-- Opening Marker --

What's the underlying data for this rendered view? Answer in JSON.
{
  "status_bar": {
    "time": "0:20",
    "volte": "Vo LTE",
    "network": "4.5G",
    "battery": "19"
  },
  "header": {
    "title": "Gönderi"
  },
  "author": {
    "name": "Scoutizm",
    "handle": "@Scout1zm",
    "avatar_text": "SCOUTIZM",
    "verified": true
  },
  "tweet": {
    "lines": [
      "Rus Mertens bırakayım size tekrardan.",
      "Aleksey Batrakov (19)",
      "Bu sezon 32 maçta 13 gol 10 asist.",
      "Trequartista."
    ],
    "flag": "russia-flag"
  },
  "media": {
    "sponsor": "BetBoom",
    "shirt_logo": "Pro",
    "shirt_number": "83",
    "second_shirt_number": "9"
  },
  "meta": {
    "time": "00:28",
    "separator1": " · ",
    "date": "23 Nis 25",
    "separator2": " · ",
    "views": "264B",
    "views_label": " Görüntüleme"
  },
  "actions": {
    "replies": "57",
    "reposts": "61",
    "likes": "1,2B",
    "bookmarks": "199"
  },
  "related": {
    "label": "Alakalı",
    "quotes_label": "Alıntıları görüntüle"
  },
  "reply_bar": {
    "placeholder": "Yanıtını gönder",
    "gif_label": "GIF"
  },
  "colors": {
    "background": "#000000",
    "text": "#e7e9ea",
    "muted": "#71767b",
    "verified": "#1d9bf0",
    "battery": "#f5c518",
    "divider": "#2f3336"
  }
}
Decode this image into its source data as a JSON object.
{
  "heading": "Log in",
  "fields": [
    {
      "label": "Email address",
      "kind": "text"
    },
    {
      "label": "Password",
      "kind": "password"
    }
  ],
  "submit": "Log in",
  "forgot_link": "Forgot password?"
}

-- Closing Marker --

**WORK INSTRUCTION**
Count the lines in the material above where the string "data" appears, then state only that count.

**OUTPUT OF THE TASK**
2